[Data records for software interfaces]
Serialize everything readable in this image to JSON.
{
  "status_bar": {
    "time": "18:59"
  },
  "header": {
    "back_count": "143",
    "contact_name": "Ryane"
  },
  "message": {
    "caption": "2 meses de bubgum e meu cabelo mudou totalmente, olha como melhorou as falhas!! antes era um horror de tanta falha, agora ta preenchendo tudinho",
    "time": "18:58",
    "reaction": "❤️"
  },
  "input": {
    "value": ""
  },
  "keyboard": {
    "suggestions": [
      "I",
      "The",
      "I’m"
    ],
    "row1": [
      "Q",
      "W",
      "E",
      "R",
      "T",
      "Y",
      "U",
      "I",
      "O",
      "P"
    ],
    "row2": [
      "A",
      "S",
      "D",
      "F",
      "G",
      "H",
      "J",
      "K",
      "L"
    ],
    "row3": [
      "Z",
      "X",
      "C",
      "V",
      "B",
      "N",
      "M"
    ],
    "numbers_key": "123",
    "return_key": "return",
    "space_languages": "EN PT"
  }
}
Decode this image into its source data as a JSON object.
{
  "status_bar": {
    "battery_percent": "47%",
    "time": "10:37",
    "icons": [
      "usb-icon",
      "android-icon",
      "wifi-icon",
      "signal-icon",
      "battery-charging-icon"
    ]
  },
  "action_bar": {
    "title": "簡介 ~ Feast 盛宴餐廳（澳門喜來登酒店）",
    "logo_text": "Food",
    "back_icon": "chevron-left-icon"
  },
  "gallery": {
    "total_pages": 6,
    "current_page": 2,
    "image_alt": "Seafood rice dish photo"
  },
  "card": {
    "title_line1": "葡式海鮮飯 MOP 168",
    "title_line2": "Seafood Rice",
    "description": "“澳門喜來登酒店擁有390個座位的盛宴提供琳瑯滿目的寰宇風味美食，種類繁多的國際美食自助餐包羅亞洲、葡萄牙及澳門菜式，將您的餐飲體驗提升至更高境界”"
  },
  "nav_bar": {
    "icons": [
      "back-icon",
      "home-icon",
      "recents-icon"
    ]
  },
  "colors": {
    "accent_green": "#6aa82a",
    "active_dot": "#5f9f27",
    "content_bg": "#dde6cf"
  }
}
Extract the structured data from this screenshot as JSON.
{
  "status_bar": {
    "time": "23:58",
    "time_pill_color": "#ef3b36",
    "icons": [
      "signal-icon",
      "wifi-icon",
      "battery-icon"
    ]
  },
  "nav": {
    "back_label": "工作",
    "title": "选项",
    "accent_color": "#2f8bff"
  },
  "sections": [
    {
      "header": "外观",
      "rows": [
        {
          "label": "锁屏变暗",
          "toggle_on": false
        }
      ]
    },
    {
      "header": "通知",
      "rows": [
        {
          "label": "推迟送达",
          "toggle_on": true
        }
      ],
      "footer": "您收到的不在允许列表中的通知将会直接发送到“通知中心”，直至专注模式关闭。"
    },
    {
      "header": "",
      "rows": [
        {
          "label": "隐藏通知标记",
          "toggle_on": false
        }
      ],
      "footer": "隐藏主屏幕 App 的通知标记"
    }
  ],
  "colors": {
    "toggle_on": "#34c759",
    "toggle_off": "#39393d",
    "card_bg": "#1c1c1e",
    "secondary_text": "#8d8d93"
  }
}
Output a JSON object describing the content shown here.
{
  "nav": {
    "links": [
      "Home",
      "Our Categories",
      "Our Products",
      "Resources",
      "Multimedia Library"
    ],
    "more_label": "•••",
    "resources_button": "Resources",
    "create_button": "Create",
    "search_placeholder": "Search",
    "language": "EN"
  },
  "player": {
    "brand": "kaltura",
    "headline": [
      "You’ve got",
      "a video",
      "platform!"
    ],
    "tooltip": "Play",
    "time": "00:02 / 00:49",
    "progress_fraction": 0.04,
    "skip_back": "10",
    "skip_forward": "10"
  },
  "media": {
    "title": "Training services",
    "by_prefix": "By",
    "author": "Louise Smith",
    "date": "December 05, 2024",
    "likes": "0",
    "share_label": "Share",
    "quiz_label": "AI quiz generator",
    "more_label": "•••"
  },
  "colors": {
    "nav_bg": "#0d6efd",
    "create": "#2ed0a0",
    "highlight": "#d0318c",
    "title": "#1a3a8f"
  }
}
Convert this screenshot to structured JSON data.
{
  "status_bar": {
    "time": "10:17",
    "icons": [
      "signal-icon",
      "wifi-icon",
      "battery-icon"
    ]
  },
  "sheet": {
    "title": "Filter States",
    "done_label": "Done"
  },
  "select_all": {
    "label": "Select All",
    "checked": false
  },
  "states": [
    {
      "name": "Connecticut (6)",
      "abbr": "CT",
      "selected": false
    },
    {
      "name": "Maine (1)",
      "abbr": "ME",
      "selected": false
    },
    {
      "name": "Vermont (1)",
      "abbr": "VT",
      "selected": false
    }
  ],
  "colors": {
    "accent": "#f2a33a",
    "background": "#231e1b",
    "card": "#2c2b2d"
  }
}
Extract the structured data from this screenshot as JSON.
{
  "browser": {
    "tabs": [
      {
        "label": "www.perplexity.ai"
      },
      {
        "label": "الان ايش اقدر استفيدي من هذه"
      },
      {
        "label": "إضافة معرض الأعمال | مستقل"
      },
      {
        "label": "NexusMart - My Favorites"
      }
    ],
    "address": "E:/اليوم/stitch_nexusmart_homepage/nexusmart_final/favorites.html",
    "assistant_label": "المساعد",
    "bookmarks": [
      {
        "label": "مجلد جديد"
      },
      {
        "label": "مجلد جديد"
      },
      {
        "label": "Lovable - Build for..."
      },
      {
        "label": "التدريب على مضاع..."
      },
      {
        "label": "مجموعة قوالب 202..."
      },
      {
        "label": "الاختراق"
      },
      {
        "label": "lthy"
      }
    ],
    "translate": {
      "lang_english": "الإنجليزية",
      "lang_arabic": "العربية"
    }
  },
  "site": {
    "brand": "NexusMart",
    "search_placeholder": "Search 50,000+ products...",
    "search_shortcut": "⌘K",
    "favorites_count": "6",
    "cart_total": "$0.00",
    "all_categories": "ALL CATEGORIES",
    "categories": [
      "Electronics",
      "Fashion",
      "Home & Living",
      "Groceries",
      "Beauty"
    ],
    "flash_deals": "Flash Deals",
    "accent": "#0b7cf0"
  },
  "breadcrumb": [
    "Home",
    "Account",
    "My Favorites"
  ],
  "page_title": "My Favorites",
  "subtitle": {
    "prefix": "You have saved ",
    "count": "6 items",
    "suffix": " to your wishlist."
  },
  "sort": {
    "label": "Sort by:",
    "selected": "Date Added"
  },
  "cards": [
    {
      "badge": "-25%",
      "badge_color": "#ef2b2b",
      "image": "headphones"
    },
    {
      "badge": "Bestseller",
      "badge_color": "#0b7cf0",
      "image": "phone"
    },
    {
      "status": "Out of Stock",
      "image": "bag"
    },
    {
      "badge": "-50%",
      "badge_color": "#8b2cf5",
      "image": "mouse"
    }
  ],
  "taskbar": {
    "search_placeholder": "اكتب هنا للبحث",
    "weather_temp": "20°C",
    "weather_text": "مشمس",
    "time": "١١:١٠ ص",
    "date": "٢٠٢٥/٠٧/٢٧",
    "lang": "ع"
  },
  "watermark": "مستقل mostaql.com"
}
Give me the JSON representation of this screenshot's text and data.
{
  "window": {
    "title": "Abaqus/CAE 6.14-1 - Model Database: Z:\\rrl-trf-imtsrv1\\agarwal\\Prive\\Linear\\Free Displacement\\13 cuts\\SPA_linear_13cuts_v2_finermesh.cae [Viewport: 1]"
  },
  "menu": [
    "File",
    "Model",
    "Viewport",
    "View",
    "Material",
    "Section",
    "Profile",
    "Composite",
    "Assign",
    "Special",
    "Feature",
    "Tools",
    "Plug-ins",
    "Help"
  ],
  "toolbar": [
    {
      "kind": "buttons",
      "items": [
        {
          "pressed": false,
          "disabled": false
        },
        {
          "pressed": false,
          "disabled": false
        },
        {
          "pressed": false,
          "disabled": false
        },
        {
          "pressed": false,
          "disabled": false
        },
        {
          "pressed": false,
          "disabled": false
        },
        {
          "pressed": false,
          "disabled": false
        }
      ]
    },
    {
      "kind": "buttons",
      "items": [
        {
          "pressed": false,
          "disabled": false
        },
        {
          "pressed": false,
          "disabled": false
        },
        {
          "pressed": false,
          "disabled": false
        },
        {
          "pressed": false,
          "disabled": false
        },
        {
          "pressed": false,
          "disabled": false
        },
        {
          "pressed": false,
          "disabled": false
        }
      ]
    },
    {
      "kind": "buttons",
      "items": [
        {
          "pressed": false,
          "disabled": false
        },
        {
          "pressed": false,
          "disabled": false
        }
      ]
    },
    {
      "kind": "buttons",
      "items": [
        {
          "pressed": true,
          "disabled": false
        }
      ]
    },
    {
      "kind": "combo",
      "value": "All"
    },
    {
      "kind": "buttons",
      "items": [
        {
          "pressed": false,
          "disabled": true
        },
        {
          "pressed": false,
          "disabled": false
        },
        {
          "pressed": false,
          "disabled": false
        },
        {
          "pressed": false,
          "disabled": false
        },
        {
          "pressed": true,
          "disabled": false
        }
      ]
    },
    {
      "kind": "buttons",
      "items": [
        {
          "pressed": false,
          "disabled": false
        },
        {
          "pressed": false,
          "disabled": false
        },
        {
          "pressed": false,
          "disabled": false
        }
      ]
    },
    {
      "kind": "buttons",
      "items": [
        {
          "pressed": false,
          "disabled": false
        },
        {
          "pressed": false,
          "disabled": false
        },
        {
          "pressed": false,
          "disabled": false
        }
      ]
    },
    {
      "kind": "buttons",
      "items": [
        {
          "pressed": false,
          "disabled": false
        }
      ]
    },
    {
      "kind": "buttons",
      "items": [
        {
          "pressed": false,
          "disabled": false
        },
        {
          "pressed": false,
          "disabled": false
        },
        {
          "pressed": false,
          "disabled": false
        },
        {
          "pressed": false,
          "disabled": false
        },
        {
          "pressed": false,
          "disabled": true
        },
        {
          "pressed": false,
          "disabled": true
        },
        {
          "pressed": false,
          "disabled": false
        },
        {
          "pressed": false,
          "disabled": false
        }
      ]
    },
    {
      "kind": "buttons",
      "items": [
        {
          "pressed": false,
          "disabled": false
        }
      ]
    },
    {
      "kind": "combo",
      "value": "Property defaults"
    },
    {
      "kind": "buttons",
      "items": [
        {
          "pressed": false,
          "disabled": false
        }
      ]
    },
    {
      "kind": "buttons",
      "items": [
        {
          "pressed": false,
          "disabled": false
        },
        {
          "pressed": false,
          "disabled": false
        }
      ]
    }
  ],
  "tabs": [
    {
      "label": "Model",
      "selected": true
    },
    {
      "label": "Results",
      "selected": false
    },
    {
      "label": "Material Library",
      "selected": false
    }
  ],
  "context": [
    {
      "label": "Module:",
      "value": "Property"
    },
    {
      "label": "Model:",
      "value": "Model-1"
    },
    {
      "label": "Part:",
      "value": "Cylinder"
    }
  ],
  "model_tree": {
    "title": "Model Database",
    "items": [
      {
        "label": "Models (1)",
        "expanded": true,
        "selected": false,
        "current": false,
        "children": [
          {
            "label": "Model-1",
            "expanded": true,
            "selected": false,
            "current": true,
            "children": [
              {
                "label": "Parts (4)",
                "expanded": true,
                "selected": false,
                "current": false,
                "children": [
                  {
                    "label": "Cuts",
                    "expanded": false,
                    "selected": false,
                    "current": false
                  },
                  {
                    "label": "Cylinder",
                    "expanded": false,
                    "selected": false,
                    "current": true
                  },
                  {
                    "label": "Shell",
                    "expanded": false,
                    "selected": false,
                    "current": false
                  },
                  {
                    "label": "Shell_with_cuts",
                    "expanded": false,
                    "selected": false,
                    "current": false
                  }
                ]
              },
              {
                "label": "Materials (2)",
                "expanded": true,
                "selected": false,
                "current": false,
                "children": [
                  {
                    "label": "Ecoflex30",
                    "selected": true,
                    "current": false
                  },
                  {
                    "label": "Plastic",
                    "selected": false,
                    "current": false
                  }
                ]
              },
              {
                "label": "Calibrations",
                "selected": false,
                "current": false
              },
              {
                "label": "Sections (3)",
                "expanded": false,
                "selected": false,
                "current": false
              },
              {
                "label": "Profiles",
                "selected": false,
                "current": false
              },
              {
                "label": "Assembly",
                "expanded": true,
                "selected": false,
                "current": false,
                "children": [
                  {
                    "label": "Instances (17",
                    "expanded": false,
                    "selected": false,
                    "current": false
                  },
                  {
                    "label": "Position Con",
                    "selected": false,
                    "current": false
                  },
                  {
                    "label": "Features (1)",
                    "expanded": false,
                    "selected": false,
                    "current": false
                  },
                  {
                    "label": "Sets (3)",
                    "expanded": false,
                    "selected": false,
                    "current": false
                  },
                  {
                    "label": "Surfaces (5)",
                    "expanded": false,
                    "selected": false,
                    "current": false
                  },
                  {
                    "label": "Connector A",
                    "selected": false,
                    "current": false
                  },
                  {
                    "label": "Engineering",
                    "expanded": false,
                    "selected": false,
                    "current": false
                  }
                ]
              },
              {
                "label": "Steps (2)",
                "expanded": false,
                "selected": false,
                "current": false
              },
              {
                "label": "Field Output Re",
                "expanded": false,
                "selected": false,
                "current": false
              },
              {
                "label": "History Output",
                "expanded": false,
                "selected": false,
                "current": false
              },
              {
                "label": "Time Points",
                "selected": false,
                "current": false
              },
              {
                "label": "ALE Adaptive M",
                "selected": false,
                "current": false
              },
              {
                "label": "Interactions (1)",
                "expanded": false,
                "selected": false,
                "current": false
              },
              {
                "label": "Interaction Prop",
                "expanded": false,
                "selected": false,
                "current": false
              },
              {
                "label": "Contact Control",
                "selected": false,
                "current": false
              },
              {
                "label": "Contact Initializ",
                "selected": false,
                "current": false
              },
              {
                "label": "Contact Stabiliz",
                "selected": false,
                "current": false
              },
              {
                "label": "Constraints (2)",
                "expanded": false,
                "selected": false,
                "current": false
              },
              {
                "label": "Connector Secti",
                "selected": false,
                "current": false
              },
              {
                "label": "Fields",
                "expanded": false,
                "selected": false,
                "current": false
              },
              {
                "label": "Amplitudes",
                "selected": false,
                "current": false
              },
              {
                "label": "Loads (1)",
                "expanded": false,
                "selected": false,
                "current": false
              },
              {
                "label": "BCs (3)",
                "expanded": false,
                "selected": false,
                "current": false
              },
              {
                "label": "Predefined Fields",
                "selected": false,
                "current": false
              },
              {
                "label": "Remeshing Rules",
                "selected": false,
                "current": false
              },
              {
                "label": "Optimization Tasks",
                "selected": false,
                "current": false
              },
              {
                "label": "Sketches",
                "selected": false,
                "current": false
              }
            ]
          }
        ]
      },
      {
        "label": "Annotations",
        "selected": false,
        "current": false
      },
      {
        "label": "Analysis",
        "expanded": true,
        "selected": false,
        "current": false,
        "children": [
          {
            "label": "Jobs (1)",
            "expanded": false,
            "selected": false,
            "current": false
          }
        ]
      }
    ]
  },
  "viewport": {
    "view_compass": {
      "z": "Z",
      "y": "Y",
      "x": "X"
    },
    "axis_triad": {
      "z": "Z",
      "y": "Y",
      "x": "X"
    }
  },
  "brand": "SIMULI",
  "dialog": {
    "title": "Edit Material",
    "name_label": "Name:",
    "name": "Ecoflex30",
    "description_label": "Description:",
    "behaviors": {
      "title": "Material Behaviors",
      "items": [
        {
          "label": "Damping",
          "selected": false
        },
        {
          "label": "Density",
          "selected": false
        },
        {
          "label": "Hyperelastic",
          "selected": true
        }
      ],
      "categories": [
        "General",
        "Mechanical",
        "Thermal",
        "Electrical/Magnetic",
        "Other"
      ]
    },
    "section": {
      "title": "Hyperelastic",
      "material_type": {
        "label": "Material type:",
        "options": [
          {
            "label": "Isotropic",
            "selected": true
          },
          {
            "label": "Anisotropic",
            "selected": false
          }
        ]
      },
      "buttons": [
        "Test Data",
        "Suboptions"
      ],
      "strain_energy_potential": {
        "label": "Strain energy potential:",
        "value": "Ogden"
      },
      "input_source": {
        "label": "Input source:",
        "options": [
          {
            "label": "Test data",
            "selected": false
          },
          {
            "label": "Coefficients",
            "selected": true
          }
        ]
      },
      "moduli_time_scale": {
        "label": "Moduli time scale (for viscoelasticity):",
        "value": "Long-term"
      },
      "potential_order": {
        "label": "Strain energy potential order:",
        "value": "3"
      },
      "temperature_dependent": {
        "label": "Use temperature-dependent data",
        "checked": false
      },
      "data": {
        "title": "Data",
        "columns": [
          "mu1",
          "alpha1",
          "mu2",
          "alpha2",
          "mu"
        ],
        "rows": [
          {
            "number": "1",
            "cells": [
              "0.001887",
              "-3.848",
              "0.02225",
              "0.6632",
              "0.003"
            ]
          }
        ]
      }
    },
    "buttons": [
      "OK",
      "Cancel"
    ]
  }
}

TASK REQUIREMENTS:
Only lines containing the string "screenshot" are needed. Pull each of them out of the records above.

OUTPUT FOR THIS TASK:
Extract the structured data from this screenshot as JSON.
Convert this screenshot to structured JSON data.
Extract the structured data from this screenshot as JSON.
Give me the JSON representation of this screenshot's text and data.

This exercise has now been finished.